*** DATA SHOWN ***
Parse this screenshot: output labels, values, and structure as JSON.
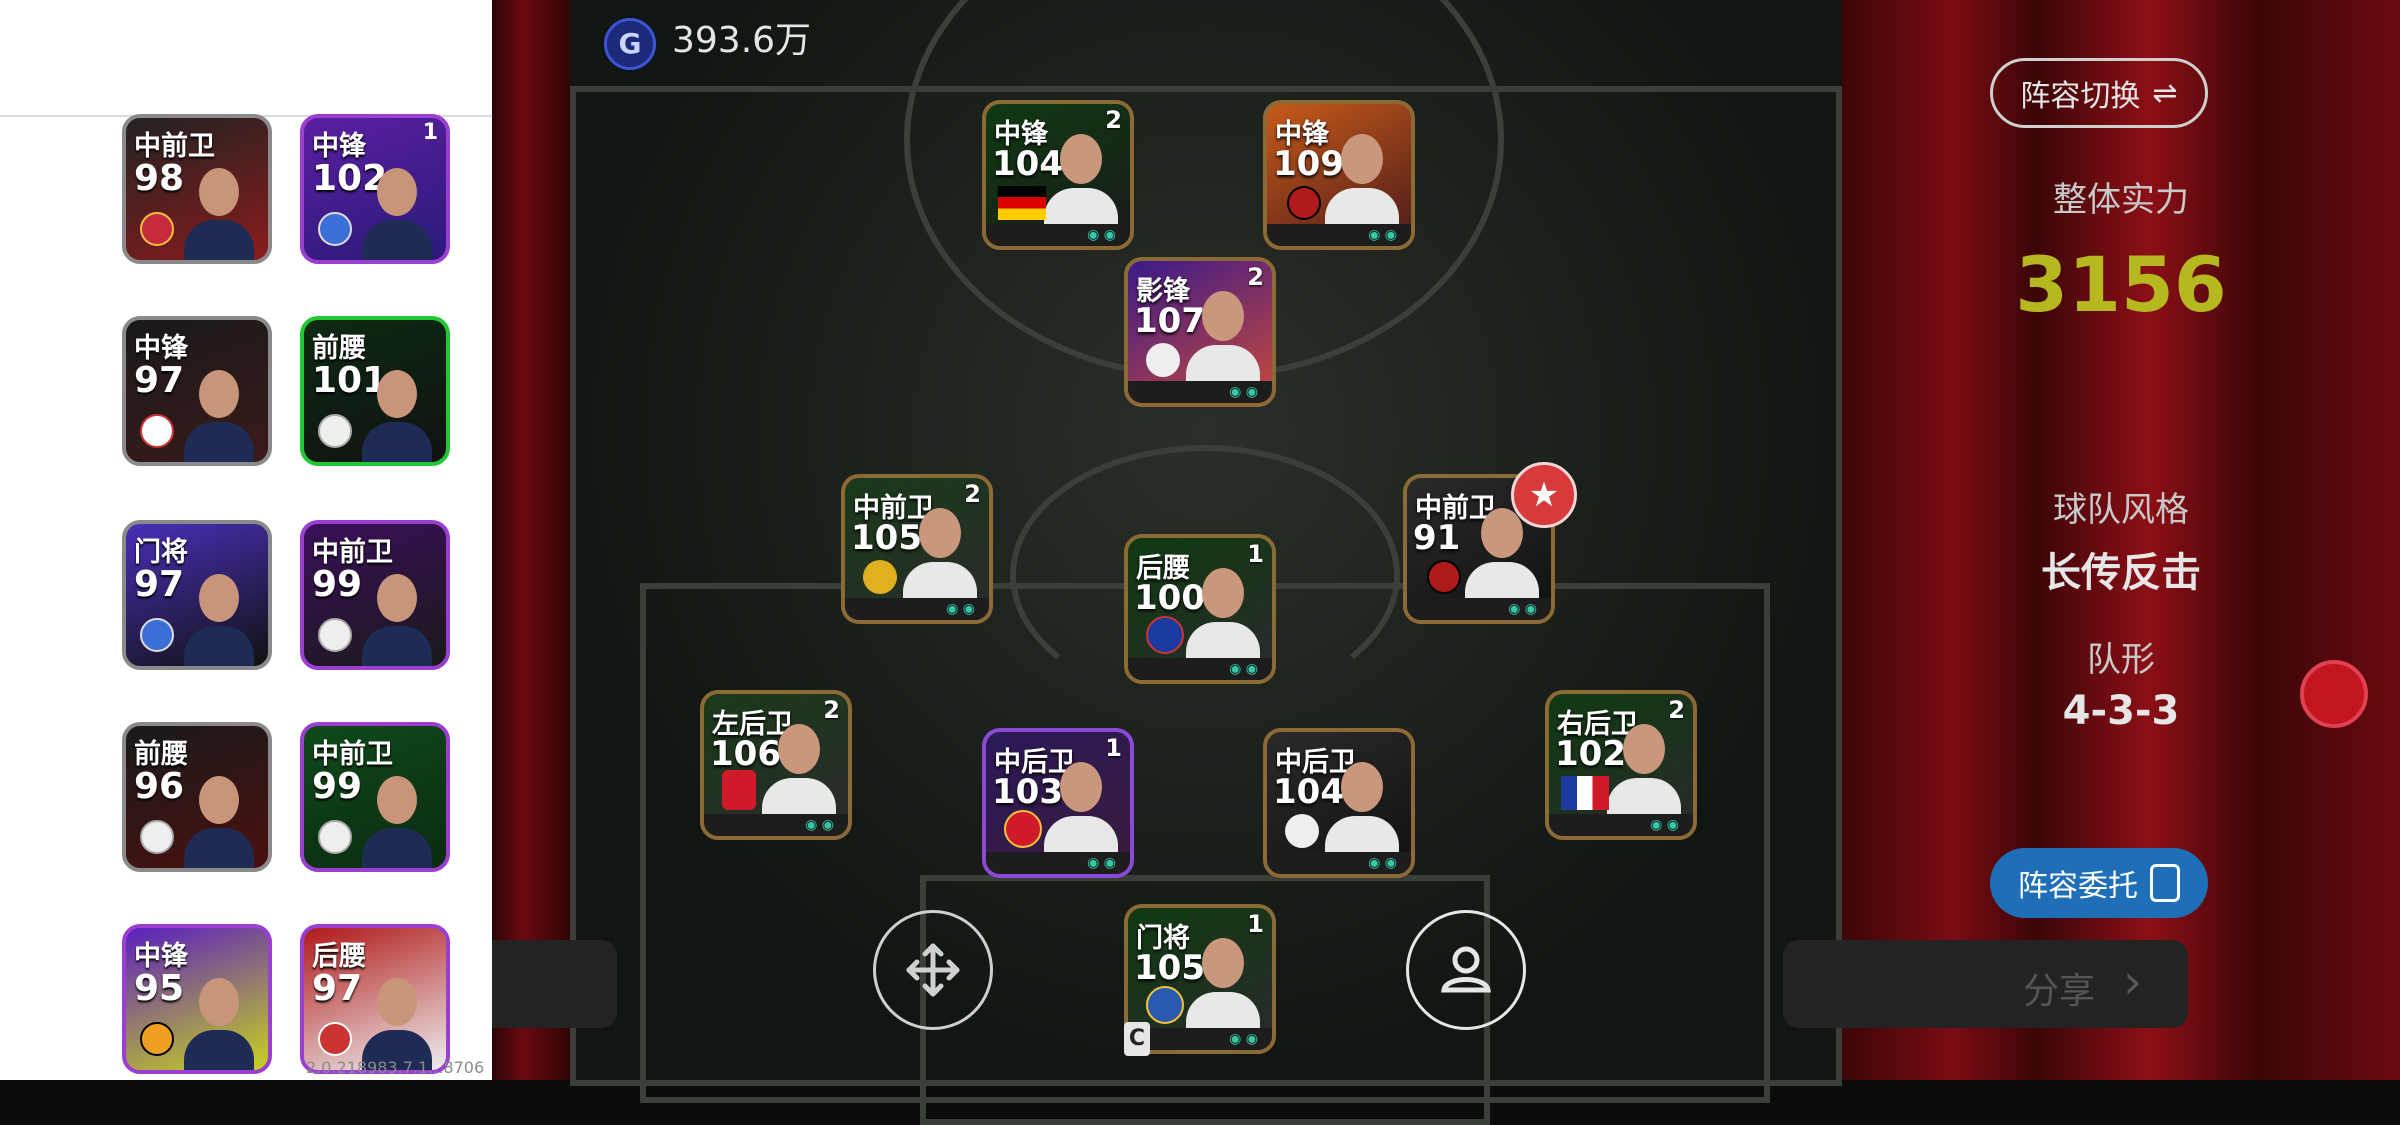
{
  "coins": {
    "icon": "G",
    "value": "393.6万"
  },
  "sidebar": {
    "cards": [
      {
        "position": "中前卫",
        "rating": "98",
        "level": ""
      },
      {
        "position": "中锋",
        "rating": "102",
        "level": "1"
      },
      {
        "position": "中锋",
        "rating": "97",
        "level": ""
      },
      {
        "position": "前腰",
        "rating": "101",
        "level": ""
      },
      {
        "position": "门将",
        "rating": "97",
        "level": ""
      },
      {
        "position": "中前卫",
        "rating": "99",
        "level": ""
      },
      {
        "position": "前腰",
        "rating": "96",
        "level": ""
      },
      {
        "position": "中前卫",
        "rating": "99",
        "level": ""
      },
      {
        "position": "中锋",
        "rating": "95",
        "level": ""
      },
      {
        "position": "后腰",
        "rating": "97",
        "level": ""
      }
    ]
  },
  "lineup": [
    {
      "position": "中锋",
      "rating": "104",
      "level": "2"
    },
    {
      "position": "中锋",
      "rating": "109",
      "level": ""
    },
    {
      "position": "影锋",
      "rating": "107",
      "level": "2"
    },
    {
      "position": "中前卫",
      "rating": "105",
      "level": "2"
    },
    {
      "position": "后腰",
      "rating": "100",
      "level": "1"
    },
    {
      "position": "中前卫",
      "rating": "91",
      "level": ""
    },
    {
      "position": "左后卫",
      "rating": "106",
      "level": "2"
    },
    {
      "position": "中后卫",
      "rating": "103",
      "level": "1"
    },
    {
      "position": "中后卫",
      "rating": "104",
      "level": ""
    },
    {
      "position": "右后卫",
      "rating": "102",
      "level": "2"
    },
    {
      "position": "门将",
      "rating": "105",
      "level": "1"
    }
  ],
  "right_panel": {
    "switch_label": "阵容切换",
    "switch_icon": "⇌",
    "strength_label": "整体实力",
    "strength_value": "3156",
    "style_label": "球队风格",
    "style_value": "长传反击",
    "formation_label": "队形",
    "formation_value": "4-3-3",
    "delegate_label": "阵容委托",
    "share_label": "分享"
  },
  "footer": {
    "version": "2.0.218983.7.1...8706",
    "c_badge": "C"
  },
  "colors": {
    "strength": "#b6b81f",
    "delegate_bg": "#1e6fb8",
    "gold_border": "#8c6a35"
  }
}
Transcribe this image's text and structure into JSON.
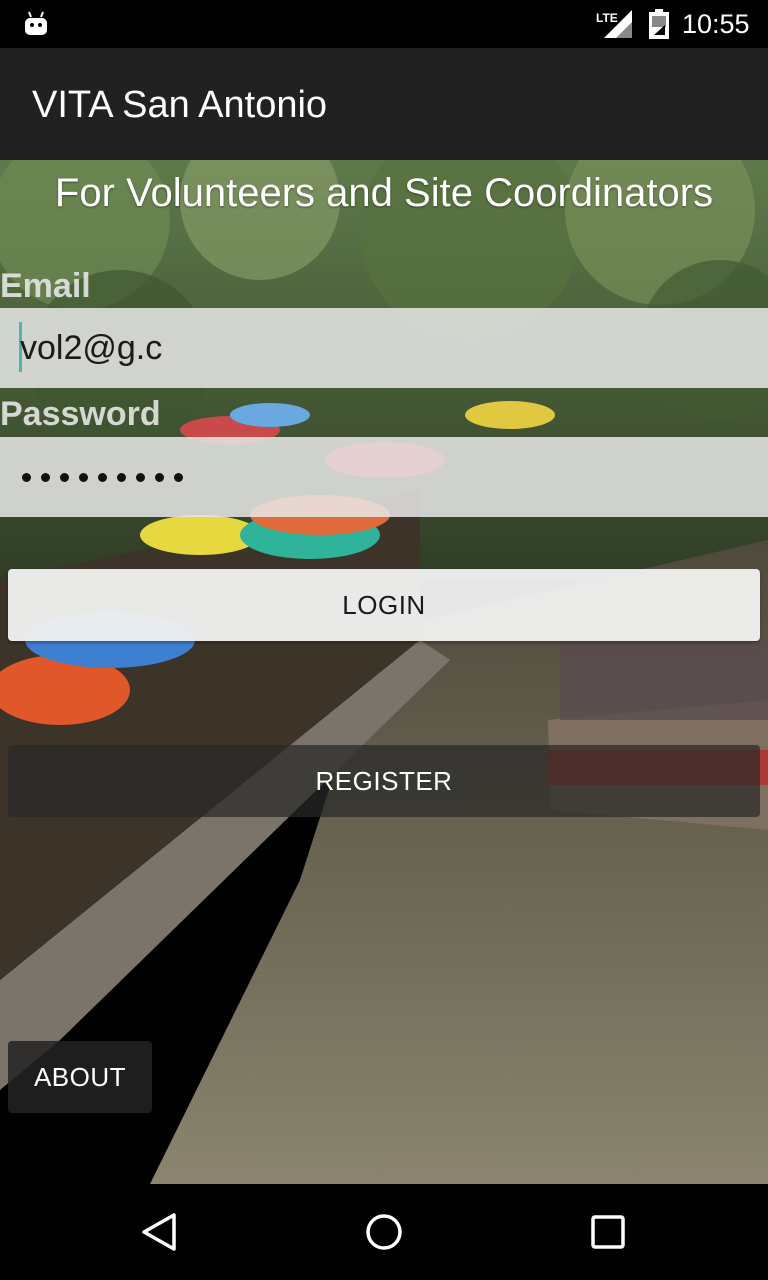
{
  "status_bar": {
    "time": "10:55",
    "network": "LTE",
    "icons": [
      "android-icon",
      "lte-signal-icon",
      "battery-icon"
    ]
  },
  "app_bar": {
    "title": "VITA San Antonio"
  },
  "main": {
    "subtitle": "For Volunteers and Site Coordinators",
    "email": {
      "label": "Email",
      "value": "vol2@g.c"
    },
    "password": {
      "label": "Password",
      "masked_length": 9
    },
    "login_label": "LOGIN",
    "register_label": "REGISTER",
    "about_label": "ABOUT"
  },
  "nav_bar": {
    "icons": [
      "back-icon",
      "home-icon",
      "recents-icon"
    ]
  },
  "colors": {
    "app_bar": "#212121",
    "status_bar": "#000000",
    "cursor_accent": "#4db6ac"
  }
}
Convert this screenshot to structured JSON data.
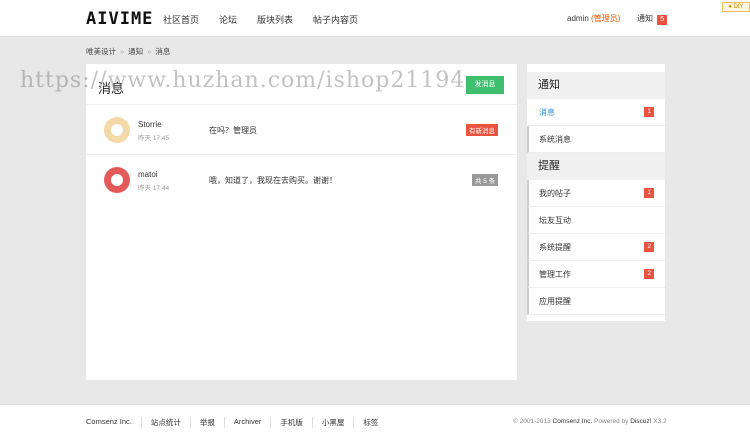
{
  "header": {
    "logo": "AIVIME",
    "nav": [
      "社区首页",
      "论坛",
      "版块列表",
      "帖子内容页"
    ],
    "user": "admin",
    "role": "管理员",
    "notice_label": "通知",
    "notice_count": "5",
    "diy": "DIY"
  },
  "breadcrumb": [
    "唯美设计",
    "通知",
    "消息"
  ],
  "main": {
    "title": "消息",
    "send_button": "发消息",
    "watermark": "https://www.huzhan.com/ishop21194"
  },
  "messages": [
    {
      "name": "Storrie",
      "time": "昨天 17:45",
      "text": "在吗？管理员",
      "tag": "有新消息"
    },
    {
      "name": "matoi",
      "time": "昨天 17:44",
      "text": "哦，知道了，我现在去购买。谢谢！",
      "tag": "共 5 条"
    }
  ],
  "sidebar": {
    "section1": "通知",
    "items1": [
      {
        "label": "消息",
        "badge": "1"
      },
      {
        "label": "系统消息",
        "badge": ""
      }
    ],
    "section2": "提醒",
    "items2": [
      {
        "label": "我的帖子",
        "badge": "1"
      },
      {
        "label": "坛友互动",
        "badge": ""
      },
      {
        "label": "系统提醒",
        "badge": "2"
      },
      {
        "label": "管理工作",
        "badge": "2"
      },
      {
        "label": "应用提醒",
        "badge": ""
      }
    ]
  },
  "footer": {
    "links": [
      "Comsenz Inc.",
      "站点统计",
      "举报",
      "Archiver",
      "手机版",
      "小黑屋",
      "标签"
    ],
    "copy_prefix": "© 2001-2013 ",
    "copy_company": "Comsenz Inc.",
    "copy_powered": " Powered by ",
    "copy_product": "Discuz!",
    "copy_version": " X3.2"
  },
  "colors": {
    "accent": "#3fbf6e",
    "badge": "#e9533f",
    "active": "#2d8ad8"
  }
}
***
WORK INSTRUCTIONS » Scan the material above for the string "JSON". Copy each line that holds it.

WRITTEN SOLUTION »
Parse this screenshot: output labels, values, and structure as JSON.
Transcribe this image's text and structure into JSON.
Convert this screenshot to structured JSON data.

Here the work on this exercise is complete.